I will make you my wife forever,
showing you righteousness and justice,
unfailing love and compassion.
I will be faithful to you and make you mine,
and you will finally know me as the Lord.
These verses sound like something you would hear in wedding vows. They conjure images of a bride, all in white, glowing with happiness, a smile on her face and perhaps a tear in her eye. Her groom, facing her, completely awestruck by her beauty and his fortune that she chose him. Everyone in attendance is filled with happiness and hope for this couple’s future.
But, that’s not the image for the prophet Hosea. These words are indicative of wedding language, but the reality is they appear in his book when Gomer’s infidelity has left him with 2 illegitimate children and eventually, the humiliation of buying back his own wife at the price of a slave.
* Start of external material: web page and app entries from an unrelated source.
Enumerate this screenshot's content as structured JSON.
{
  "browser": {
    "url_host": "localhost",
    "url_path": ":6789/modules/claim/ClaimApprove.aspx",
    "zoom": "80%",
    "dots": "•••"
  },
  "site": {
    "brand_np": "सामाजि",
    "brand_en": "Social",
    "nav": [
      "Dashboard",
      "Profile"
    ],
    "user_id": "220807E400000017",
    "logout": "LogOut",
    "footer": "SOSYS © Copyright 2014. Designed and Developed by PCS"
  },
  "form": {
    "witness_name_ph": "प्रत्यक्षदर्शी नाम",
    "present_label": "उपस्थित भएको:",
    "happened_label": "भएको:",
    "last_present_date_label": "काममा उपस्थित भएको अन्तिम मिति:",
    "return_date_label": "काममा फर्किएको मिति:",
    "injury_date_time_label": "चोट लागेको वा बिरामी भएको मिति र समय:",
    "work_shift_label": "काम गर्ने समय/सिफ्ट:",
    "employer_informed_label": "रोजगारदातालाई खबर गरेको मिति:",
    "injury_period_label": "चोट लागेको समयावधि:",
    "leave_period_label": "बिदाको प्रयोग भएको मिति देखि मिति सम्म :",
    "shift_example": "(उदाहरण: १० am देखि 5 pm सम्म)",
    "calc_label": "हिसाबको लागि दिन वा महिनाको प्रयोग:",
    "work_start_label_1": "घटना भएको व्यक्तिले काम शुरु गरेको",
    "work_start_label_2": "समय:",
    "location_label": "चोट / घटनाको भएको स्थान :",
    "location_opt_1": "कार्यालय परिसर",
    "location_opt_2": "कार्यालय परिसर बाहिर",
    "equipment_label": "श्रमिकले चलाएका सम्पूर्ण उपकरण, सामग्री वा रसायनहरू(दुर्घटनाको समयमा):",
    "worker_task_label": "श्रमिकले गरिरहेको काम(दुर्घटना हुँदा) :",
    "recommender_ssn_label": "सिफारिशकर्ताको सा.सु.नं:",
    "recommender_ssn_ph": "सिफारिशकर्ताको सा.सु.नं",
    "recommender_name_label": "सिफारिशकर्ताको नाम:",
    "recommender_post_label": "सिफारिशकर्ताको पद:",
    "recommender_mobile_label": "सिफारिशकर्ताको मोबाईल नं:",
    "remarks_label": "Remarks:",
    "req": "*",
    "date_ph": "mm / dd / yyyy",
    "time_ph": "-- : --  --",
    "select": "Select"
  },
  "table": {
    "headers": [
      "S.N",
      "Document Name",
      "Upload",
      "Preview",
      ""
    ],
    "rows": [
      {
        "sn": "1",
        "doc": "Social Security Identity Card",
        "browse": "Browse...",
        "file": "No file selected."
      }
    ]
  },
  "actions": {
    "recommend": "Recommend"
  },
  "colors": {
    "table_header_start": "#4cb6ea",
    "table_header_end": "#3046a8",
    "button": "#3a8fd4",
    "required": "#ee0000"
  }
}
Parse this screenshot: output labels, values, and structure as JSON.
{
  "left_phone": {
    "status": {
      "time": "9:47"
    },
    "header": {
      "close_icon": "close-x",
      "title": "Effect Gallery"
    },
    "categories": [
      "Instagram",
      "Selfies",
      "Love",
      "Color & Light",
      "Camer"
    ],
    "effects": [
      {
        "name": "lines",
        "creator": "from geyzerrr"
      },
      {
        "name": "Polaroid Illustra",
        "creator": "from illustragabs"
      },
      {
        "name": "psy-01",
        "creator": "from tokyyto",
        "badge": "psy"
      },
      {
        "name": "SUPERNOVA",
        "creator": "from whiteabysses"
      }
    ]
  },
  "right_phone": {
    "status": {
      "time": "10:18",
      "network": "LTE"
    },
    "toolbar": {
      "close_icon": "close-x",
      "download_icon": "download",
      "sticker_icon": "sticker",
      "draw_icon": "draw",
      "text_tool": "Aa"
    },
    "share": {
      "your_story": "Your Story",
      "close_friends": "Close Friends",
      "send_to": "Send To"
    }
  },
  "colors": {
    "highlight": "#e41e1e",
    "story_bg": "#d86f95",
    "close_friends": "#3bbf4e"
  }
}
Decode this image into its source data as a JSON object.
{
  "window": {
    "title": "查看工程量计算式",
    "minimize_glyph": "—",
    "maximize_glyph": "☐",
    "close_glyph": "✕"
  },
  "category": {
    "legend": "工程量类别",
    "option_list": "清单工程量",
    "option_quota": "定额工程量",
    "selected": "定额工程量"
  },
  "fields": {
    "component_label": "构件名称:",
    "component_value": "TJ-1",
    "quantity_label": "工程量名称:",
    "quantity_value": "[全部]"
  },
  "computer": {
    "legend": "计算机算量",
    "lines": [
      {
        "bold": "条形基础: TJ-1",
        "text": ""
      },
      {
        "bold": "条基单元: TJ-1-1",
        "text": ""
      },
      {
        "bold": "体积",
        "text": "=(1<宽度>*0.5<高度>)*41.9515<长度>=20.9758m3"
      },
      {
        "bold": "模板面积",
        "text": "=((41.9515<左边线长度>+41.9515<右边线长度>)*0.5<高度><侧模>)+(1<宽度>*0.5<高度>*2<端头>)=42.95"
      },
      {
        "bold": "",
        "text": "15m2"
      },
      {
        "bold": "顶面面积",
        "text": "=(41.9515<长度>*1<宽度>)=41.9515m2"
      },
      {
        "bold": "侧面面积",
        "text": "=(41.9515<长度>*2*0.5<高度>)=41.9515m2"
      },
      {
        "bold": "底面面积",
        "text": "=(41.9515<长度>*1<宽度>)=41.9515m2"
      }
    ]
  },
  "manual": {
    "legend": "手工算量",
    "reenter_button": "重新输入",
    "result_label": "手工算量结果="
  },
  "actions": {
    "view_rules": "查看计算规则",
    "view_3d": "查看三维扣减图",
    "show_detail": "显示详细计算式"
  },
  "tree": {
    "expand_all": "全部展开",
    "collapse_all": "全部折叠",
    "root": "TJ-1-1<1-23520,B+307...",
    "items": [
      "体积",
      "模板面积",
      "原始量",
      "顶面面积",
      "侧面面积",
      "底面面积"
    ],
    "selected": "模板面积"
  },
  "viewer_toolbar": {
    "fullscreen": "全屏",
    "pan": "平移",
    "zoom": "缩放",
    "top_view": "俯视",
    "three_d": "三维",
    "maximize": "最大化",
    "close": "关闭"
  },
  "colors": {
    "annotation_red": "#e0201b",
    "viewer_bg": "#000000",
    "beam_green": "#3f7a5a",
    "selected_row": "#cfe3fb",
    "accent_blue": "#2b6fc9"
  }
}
The images that come aren’t of a wedding, but of a determined man bringing home a dirty, barefoot woman, clothed in rags and at the end of her rope. For her part, her return isn’t motivated by love so much as it is the reality that she is out of options.
Sometimes, I think about the prophets as if they were cranky old men with long beards, holding scrolls, fingers wagging in judgement. But, Hosea helps me remember they were just humans, with hopes that were shattered and hearts that broke. Their experiences mirror God’s experiences with his rebellious, stiff necked, unfaithful people. He knows that his bride isn’t standing before him glowing and white, she’s dirty and wrung out. But, he wants her anyway. He uses words like unfailing love and compassion to describe his heart toward her.
That steadfastness, that relentless pursuit, that devotion, that’s grace. We dress up the word grace in our minds, making it sound like a pretty, delicate, almost dainty thing. But, it’s not. Grace doesn’t find you on your wedding day, so much as it finds you when you’re being dragged kicking and screaming because you’ve come to the end of yourself.
“Grace is not gentle or made-to-order. It often comes disguised as loss, or failure, or unwelcome change.” Kathleen Norris
(image: Hosea and Gomer by Cody F. Miller)